What this task involves
Reproduce the whole listing exactly.

Material for this task
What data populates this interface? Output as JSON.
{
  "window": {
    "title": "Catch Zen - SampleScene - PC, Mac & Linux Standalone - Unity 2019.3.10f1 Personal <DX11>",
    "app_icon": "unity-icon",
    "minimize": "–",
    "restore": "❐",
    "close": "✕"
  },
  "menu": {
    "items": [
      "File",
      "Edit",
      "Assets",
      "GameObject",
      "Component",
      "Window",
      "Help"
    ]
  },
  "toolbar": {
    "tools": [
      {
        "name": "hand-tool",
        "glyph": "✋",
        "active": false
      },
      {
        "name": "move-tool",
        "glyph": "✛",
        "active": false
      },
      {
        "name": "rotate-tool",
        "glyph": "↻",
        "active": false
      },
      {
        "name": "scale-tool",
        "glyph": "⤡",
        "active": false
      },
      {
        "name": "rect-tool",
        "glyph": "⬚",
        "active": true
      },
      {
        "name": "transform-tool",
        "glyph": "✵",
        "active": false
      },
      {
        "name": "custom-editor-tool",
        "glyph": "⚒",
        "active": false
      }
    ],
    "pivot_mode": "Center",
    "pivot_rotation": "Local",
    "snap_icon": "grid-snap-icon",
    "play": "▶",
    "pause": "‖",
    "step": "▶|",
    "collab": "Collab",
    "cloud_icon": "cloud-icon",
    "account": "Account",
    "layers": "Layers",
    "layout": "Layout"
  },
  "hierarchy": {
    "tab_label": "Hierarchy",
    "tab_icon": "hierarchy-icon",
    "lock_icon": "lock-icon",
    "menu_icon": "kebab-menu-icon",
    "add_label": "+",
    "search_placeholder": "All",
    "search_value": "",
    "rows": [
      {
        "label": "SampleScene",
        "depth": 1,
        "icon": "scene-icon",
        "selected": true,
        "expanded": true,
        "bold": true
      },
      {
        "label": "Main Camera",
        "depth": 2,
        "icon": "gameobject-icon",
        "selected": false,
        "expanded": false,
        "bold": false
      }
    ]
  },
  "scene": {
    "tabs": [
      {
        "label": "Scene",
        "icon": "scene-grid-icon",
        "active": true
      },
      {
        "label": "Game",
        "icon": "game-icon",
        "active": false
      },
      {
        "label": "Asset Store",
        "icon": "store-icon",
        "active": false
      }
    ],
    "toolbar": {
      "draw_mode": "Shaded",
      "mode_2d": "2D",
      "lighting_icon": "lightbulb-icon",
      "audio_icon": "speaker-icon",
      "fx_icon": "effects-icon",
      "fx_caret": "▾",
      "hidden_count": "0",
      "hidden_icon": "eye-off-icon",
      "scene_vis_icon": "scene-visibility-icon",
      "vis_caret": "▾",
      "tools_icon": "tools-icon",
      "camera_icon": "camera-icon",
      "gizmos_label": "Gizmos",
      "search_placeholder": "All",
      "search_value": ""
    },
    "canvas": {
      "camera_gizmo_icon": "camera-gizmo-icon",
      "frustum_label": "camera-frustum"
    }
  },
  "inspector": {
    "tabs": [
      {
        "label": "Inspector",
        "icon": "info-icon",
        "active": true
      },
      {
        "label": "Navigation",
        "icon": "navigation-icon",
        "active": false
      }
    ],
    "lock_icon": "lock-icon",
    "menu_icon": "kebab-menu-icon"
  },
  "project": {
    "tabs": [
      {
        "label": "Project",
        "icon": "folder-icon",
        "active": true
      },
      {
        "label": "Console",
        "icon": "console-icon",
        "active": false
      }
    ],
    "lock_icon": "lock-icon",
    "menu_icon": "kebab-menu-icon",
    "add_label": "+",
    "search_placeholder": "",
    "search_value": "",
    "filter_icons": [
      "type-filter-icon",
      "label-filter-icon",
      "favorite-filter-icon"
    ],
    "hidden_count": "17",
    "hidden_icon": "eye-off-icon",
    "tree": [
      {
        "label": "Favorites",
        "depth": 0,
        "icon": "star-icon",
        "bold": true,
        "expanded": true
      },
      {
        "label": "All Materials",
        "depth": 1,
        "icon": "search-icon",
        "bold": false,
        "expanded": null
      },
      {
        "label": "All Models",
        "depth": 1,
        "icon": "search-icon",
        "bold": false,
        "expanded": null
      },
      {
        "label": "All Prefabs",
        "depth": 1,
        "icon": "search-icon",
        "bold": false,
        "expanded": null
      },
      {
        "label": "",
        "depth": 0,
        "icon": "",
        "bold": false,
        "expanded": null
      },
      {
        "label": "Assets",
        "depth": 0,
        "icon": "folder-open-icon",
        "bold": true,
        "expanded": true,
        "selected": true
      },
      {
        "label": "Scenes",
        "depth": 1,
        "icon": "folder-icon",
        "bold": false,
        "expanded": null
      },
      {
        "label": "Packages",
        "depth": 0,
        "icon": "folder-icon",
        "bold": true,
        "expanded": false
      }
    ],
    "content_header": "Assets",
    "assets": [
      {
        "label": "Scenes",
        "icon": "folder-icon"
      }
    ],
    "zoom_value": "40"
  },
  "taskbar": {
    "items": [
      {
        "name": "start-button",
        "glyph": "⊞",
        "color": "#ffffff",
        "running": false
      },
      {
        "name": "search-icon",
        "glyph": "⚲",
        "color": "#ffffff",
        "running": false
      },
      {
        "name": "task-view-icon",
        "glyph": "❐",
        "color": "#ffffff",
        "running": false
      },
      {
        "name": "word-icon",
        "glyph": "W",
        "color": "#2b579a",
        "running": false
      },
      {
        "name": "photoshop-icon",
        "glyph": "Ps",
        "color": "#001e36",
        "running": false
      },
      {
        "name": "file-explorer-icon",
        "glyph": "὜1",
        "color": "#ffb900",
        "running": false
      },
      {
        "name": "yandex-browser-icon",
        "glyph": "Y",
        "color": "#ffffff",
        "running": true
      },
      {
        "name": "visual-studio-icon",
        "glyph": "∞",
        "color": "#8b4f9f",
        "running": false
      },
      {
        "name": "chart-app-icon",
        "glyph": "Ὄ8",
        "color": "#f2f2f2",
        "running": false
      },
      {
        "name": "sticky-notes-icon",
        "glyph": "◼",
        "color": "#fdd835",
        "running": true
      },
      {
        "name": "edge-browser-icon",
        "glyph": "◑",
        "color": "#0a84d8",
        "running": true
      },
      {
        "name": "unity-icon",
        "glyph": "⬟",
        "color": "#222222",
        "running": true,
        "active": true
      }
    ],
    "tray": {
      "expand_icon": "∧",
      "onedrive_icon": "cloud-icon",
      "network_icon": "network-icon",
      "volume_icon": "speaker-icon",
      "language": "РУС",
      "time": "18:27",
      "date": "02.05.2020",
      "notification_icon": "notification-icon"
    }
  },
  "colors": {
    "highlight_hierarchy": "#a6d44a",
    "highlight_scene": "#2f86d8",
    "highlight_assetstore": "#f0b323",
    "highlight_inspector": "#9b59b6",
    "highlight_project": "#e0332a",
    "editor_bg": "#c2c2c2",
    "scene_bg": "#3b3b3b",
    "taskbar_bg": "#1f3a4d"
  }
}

Task output
What data populates this interface? Output as JSON.
{
  "window": {
    "title": "Catch Zen - SampleScene - PC, Mac & Linux Standalone - Unity 2019.3.10f1 Personal <DX11>",
    "app_icon": "unity-icon",
    "minimize": "–",
    "restore": "❐",
    "close": "✕"
  },
  "menu": {
    "items": [
      "File",
      "Edit",
      "Assets",
      "GameObject",
      "Component",
      "Window",
      "Help"
    ]
  },
  "toolbar": {
    "tools": [
      {
        "name": "hand-tool",
        "glyph": "✋",
        "active": false
      },
      {
        "name": "move-tool",
        "glyph": "✛",
        "active": false
      },
      {
        "name": "rotate-tool",
        "glyph": "↻",
        "active": false
      },
      {
        "name": "scale-tool",
        "glyph": "⤡",
        "active": false
      },
      {
        "name": "rect-tool",
        "glyph": "⬚",
        "active": true
      },
      {
        "name": "transform-tool",
        "glyph": "✵",
        "active": false
      },
      {
        "name": "custom-editor-tool",
        "glyph": "⚒",
        "active": false
      }
    ],
    "pivot_mode": "Center",
    "pivot_rotation": "Local",
    "snap_icon": "grid-snap-icon",
    "play": "▶",
    "pause": "‖",
    "step": "▶|",
    "collab": "Collab",
    "cloud_icon": "cloud-icon",
    "account": "Account",
    "layers": "Layers",
    "layout": "Layout"
  },
  "hierarchy": {
    "tab_label": "Hierarchy",
    "tab_icon": "hierarchy-icon",
    "lock_icon": "lock-icon",
    "menu_icon": "kebab-menu-icon",
    "add_label": "+",
    "search_placeholder": "All",
    "search_value": "",
    "rows": [
      {
        "label": "SampleScene",
        "depth": 1,
        "icon": "scene-icon",
        "selected": true,
        "expanded": true,
        "bold": true
      },
      {
        "label": "Main Camera",
        "depth": 2,
        "icon": "gameobject-icon",
        "selected": false,
        "expanded": false,
        "bold": false
      }
    ]
  },
  "scene": {
    "tabs": [
      {
        "label": "Scene",
        "icon": "scene-grid-icon",
        "active": true
      },
      {
        "label": "Game",
        "icon": "game-icon",
        "active": false
      },
      {
        "label": "Asset Store",
        "icon": "store-icon",
        "active": false
      }
    ],
    "toolbar": {
      "draw_mode": "Shaded",
      "mode_2d": "2D",
      "lighting_icon": "lightbulb-icon",
      "audio_icon": "speaker-icon",
      "fx_icon": "effects-icon",
      "fx_caret": "▾",
      "hidden_count": "0",
      "hidden_icon": "eye-off-icon",
      "scene_vis_icon": "scene-visibility-icon",
      "vis_caret": "▾",
      "tools_icon": "tools-icon",
      "camera_icon": "camera-icon",
      "gizmos_label": "Gizmos",
      "search_placeholder": "All",
      "search_value": ""
    },
    "canvas": {
      "camera_gizmo_icon": "camera-gizmo-icon",
      "frustum_label": "camera-frustum"
    }
  },
  "inspector": {
    "tabs": [
      {
        "label": "Inspector",
        "icon": "info-icon",
        "active": true
      },
      {
        "label": "Navigation",
        "icon": "navigation-icon",
        "active": false
      }
    ],
    "lock_icon": "lock-icon",
    "menu_icon": "kebab-menu-icon"
  },
  "project": {
    "tabs": [
      {
        "label": "Project",
        "icon": "folder-icon",
        "active": true
      },
      {
        "label": "Console",
        "icon": "console-icon",
        "active": false
      }
    ],
    "lock_icon": "lock-icon",
    "menu_icon": "kebab-menu-icon",
    "add_label": "+",
    "search_placeholder": "",
    "search_value": "",
    "filter_icons": [
      "type-filter-icon",
      "label-filter-icon",
      "favorite-filter-icon"
    ],
    "hidden_count": "17",
    "hidden_icon": "eye-off-icon",
    "tree": [
      {
        "label": "Favorites",
        "depth": 0,
        "icon": "star-icon",
        "bold": true,
        "expanded": true
      },
      {
        "label": "All Materials",
        "depth": 1,
        "icon": "search-icon",
        "bold": false,
        "expanded": null
      },
      {
        "label": "All Models",
        "depth": 1,
        "icon": "search-icon",
        "bold": false,
        "expanded": null
      },
      {
        "label": "All Prefabs",
        "depth": 1,
        "icon": "search-icon",
        "bold": false,
        "expanded": null
      },
      {
        "label": "",
        "depth": 0,
        "icon": "",
        "bold": false,
        "expanded": null
      },
      {
        "label": "Assets",
        "depth": 0,
        "icon": "folder-open-icon",
        "bold": true,
        "expanded": true,
        "selected": true
      },
      {
        "label": "Scenes",
        "depth": 1,
        "icon": "folder-icon",
        "bold": false,
        "expanded": null
      },
      {
        "label": "Packages",
        "depth": 0,
        "icon": "folder-icon",
        "bold": true,
        "expanded": false
      }
    ],
    "content_header": "Assets",
    "assets": [
      {
        "label": "Scenes",
        "icon": "folder-icon"
      }
    ],
    "zoom_value": "40"
  },
  "taskbar": {
    "items": [
      {
        "name": "start-button",
        "glyph": "⊞",
        "color": "#ffffff",
        "running": false
      },
      {
        "name": "search-icon",
        "glyph": "⚲",
        "color": "#ffffff",
        "running": false
      },
      {
        "name": "task-view-icon",
        "glyph": "❐",
        "color": "#ffffff",
        "running": false
      },
      {
        "name": "word-icon",
        "glyph": "W",
        "color": "#2b579a",
        "running": false
      },
      {
        "name": "photoshop-icon",
        "glyph": "Ps",
        "color": "#001e36",
        "running": false
      },
      {
        "name": "file-explorer-icon",
        "glyph": "὜1",
        "color": "#ffb900",
        "running": false
      },
      {
        "name": "yandex-browser-icon",
        "glyph": "Y",
        "color": "#ffffff",
        "running": true
      },
      {
        "name": "visual-studio-icon",
        "glyph": "∞",
        "color": "#8b4f9f",
        "running": false
      },
      {
        "name": "chart-app-icon",
        "glyph": "Ὄ8",
        "color": "#f2f2f2",
        "running": false
      },
      {
        "name": "sticky-notes-icon",
        "glyph": "◼",
        "color": "#fdd835",
        "running": true
      },
      {
        "name": "edge-browser-icon",
        "glyph": "◑",
        "color": "#0a84d8",
        "running": true
      },
      {
        "name": "unity-icon",
        "glyph": "⬟",
        "color": "#222222",
        "running": true,
        "active": true
      }
    ],
    "tray": {
      "expand_icon": "∧",
      "onedrive_icon": "cloud-icon",
      "network_icon": "network-icon",
      "volume_icon": "speaker-icon",
      "language": "РУС",
      "time": "18:27",
      "date": "02.05.2020",
      "notification_icon": "notification-icon"
    }
  },
  "colors": {
    "highlight_hierarchy": "#a6d44a",
    "highlight_scene": "#2f86d8",
    "highlight_assetstore": "#f0b323",
    "highlight_inspector": "#9b59b6",
    "highlight_project": "#e0332a",
    "editor_bg": "#c2c2c2",
    "scene_bg": "#3b3b3b",
    "taskbar_bg": "#1f3a4d"
  }
}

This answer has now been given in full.